Greening says most of the readers are stay-at-home moms, retired people and students. All students in the University of Missouri-St. Louis College of Education are required to read for the organization for a semester, as are all fourth-year students at the St. Louis College of Pharmacy, who read the children books related to sleep, exercise and nutrition.
“They’re trying to focus on health issues,” Greening says. “At the same time, they’re getting to be part of a community that they’re potentially going to serve as pharmacists.”
While the Ready Readers relies heavily on its army of readers, its main focus remains on the children. “Investing in our youngest children is the best investment you can make,” Greening says. “To give children the opportunity to be able to read and to be able to learn is the one way I know for sure to get out of poverty.”
Volunteer Spotlight: Miriam Chapman
Miriam Chapman opens to the first page of How Do Dinosaurs Love their Cats by Jane Yolen. Preschoolers sitting ‘criss-cross-applesauce’ surround her. Some wait quietly, ready for her to begin reading, while others raise their hands to tell her about their cat—or dinosaur—at home.
Chapman visits Jump Start Learning Center in Pagedale once a week, where she volunteers for Ready Readers by reading to the students. Chapman discovered the organization at a networking event last year, and has been volunteering ever since. She also recently started working part-time for the organization, visiting classrooms and mentoring other volunteers, as well as helping with fundraising. Today, she has brought with her enough copies of How Do Dinosaurs Love Their Cats—bought for the organization by Purina—to give one to each child.
Chapman says literacy is very important to her: As a child, her dad read to her and her sisters, and she always had a book in her hand. “Something my dad told me a long time ago was, ‘You get your education because no one can ever take that away from you,’ which I find very true,” Chapman says. “It also leads to a lot of opportunity. Once you have an education, and knowledge and literacy, you’re able to make the decision of how you want your life to be. But if you don’t have that, the playing field is never equal for you.”
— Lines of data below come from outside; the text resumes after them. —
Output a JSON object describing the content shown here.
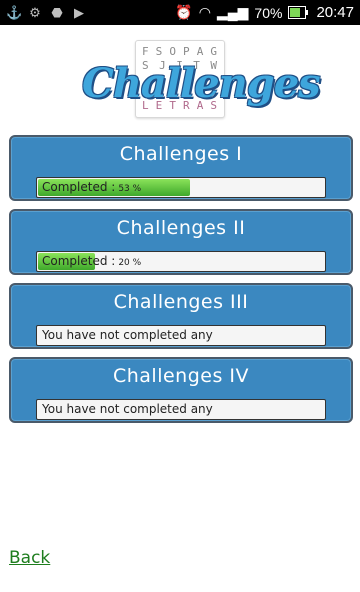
{
  "status_bar": {
    "icons_left": [
      "usb-icon",
      "debug-icon",
      "android-icon",
      "media-icon"
    ],
    "battery_percent": "70%",
    "time": "20:47",
    "battery_level": 0.7
  },
  "logo": {
    "word": "Challenges",
    "tile_row_1": [
      "F",
      "S",
      "O",
      "P",
      "A",
      "G"
    ],
    "tile_row_2": [
      "S",
      "J",
      "I",
      "T",
      "W"
    ],
    "tile_row_3": [
      "L",
      "E",
      "T",
      "R",
      "A",
      "S"
    ]
  },
  "challenges": [
    {
      "title": "Challenges I",
      "status": "Completed :",
      "percent_label": "53 %",
      "progress": 0.53
    },
    {
      "title": "Challenges II",
      "status": "Completed :",
      "percent_label": "20 %",
      "progress": 0.2
    },
    {
      "title": "Challenges III",
      "status": "You have not completed any",
      "percent_label": "",
      "progress": 0
    },
    {
      "title": "Challenges IV",
      "status": "You have not completed any",
      "percent_label": "",
      "progress": 0
    }
  ],
  "back_label": "Back",
  "colors": {
    "card_bg": "#3b88c0",
    "progress_green": "#3fa82b",
    "back_link": "#1e7d1e"
  }
}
One of the most rewarding experiences of volunteering with Ready Readers, Chapman says, is seeing the children learn and participate. She enjoys reading them books in which they can interact, make sounds, move and stretch. Anything with bright, bold illustrations, she says, also is a hit. Often she sings songs with the kids, and asks them questions to help grow their reading comprehension.
“There were a couple children when I first started whose language wasn’t really developed yet,” she says. “I’m not saying it’s me who’s responsible for it—because they only get to see me for 30 minutes a week—but just seeing the work that the teachers are doing, really working with them on language and having conversations with them and reading to them on a regular basis even when I’m not here, it’s nice to see those students’ language skills improve...Way down the road, whether we know it or not, we have encouraged a child to be a lifelong learner and reader. Hopefully, they’ll do the same for their children because of what they had in this stage of their life.”
For more information, visit readyreaders.org.